Yesterday, we started off the week with a look at the error we often make in preaching, proclaiming, sharing the gospel: reliance on personal skill and/or clever methodology. Today, I imagine it’s no coincidence that my inbox would contain this post from Oswald Chambers:
(direct link: http://utmost.org/classic/the-concentration-of-spiritual-energy-classic/)
“But may it never be that I would boast, except in the cross of our Lord Jesus Christ, through which the world has been crucified to me, and I to the world. (Gal. 6:14)”
If you want to know the power of God (that is, the resurrection life of Jesus) in your human flesh, you must dwell on the tragedy of God. Break away from your personal concern over your own spiritual condition, and with a completely open spirit consider the tragedy of God. Instantly the power of God will be in you. “Look to Me. . .” (Isaiah 45:22). Pay attention to the external Source and the internal power will be there. We lose power because we don’t focus on the right thing. The effect of the Cross is salvation, sanctification, healing, etc., but we are not to preach any of these. We are to preach “Jesus Christ and Him crucified” (1 Corinthians 2:2). The proclaiming of Jesus will do its own work. Concentrate on God’s focal point in your preaching, and even if your listeners seem to pay it no attention, they will never be the same again. If I share my own words, they are of no more importance than your words are to me. But if we share the truth of God with one another, we will encounter it again and again. We have to focus on the great point of spiritual power— the Cross. If we stay in contact with that center of power, its energy is released in our lives. In holiness movements and spiritual experience meetings, the focus tends to be put not on the Cross of Christ but on the effects of the Cross.

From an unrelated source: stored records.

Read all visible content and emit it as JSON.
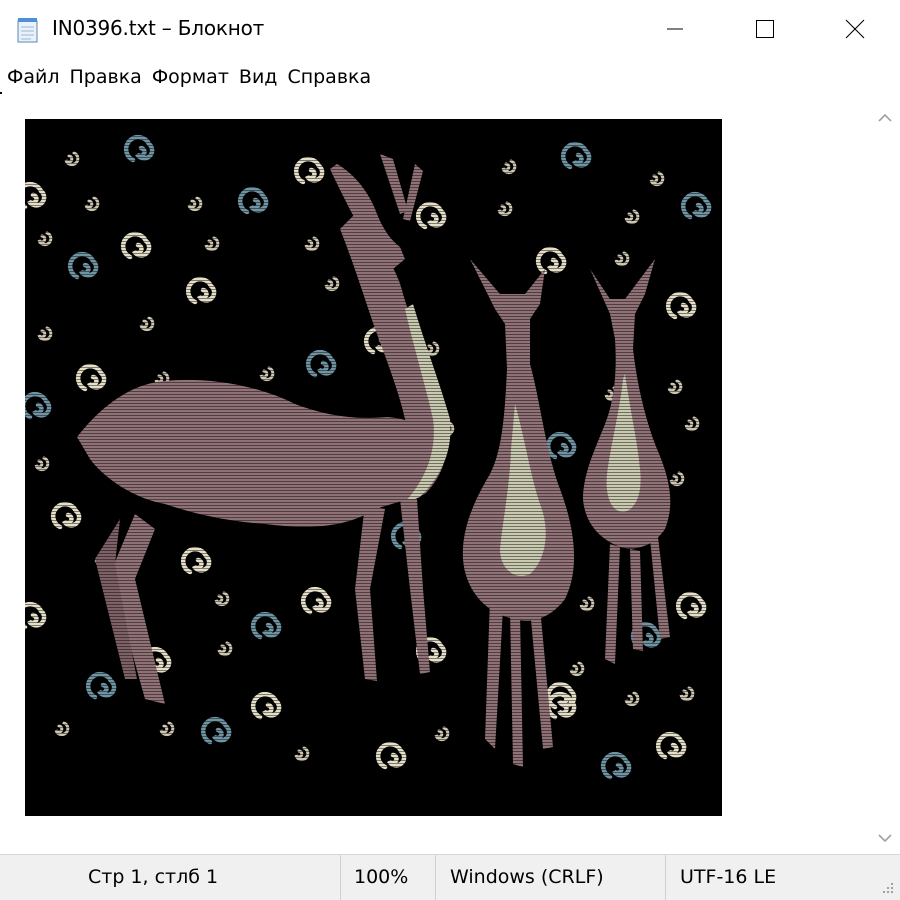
{
  "window": {
    "title": "IN0396.txt – Блокнот",
    "icon": "notepad-icon",
    "controls": [
      "minimize-icon",
      "maximize-icon",
      "close-icon"
    ]
  },
  "menu": {
    "items": [
      "Файл",
      "Правка",
      "Формат",
      "Вид",
      "Справка"
    ]
  },
  "document": {
    "content": "ascii-art image: three stylized gazelles among spirals",
    "colors": {
      "background": "#000000",
      "body": "#8f7176",
      "neck": "#c9cab0",
      "spiral_light": "#e6dfc8",
      "spiral_blue": "#6f95a5"
    }
  },
  "status": {
    "position": "Стр 1, стлб 1",
    "zoom": "100%",
    "line_ending": "Windows (CRLF)",
    "encoding": "UTF-16 LE"
  }
}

The feebleness of the church is being criticized today, and the criticism is justified. One reason for the feebleness is that there has not been this focus on the true center of spiritual power. We have not dwelt enough on the tragedy of Calvary or on the meaning of redemption.